But there have been no official announcements from Washington or Beijing, raising questions about whether the conditions have met the approval of both sides.
New Chinese duties on American goods are scheduled to start at 0401 GMT on Sunday, while US fees will apply to Chinese goods from 0501 GMT. Both sides will have to issue formal announcements to postpone or cancel those fees.
Two sources familiar with the negotiations said earlier that Washington had offered to reduce fees based on Chinese goods by 50 percent, and to suspend the new fees due on Sunday in order to reach a "stage 1" agreement that first appeared in October.
It was not clear whether there was a written agreement, or whether Beijing had agreed to it, Reuters told a source familiar with the negotiations, based in Washington.
"It is not at all clear to me: is this an agreement in principle or is it an agreement?" The source said.
The Chinese yuan jumped to a four-and-a-half-month high against the US dollar, and Chinese stocks rallied strongly on Friday, triggered by the news.
An American business community official in Beijing told Reuters he saw all of this as akin to a "final offer" that Trump had agreed to, but that Beijing had not yet confirmed.
Some analysts also continued to question China's ability to increase purchases of agricultural goods, which increased sharply.
For example, the demand for soybeans - a major American product used in the feed industry - fell sharply after the outbreak of the African swine fever epidemic in China.
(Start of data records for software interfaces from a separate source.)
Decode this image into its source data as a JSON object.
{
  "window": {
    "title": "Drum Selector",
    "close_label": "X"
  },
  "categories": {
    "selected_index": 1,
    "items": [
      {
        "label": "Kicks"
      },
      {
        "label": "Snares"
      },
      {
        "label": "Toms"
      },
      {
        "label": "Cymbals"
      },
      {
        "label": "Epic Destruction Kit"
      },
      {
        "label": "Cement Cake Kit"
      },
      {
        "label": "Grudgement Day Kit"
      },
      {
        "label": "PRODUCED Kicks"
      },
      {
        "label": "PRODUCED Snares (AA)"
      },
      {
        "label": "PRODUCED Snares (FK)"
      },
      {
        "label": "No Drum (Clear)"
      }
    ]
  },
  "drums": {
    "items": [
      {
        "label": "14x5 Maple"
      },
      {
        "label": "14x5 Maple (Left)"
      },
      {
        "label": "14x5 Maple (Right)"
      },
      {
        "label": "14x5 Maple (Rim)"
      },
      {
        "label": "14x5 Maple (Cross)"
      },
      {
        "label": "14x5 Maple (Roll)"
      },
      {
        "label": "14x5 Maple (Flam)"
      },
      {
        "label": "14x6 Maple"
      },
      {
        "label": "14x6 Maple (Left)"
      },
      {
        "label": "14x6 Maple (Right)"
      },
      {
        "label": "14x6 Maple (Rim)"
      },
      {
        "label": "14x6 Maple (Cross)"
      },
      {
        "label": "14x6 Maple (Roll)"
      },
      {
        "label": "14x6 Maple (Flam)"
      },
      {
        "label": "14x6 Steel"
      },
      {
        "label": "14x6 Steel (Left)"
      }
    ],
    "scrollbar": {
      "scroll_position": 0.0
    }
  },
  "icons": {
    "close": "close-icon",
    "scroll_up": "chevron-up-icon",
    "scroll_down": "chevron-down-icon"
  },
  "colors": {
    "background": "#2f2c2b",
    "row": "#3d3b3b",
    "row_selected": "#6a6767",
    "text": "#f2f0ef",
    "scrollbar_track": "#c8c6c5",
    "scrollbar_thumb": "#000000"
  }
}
They say that this decline also makes it difficult to implement a significant increase in corn purchases.
It will also be difficult to increase purchases of other US agricultural products, such as beef, by analysts, according to analysts.
"Logistically, there is simply no way that they can double imports within a year," said Darren Friedrichs, chief commodity market analyst for Asia at Intel FC Stone.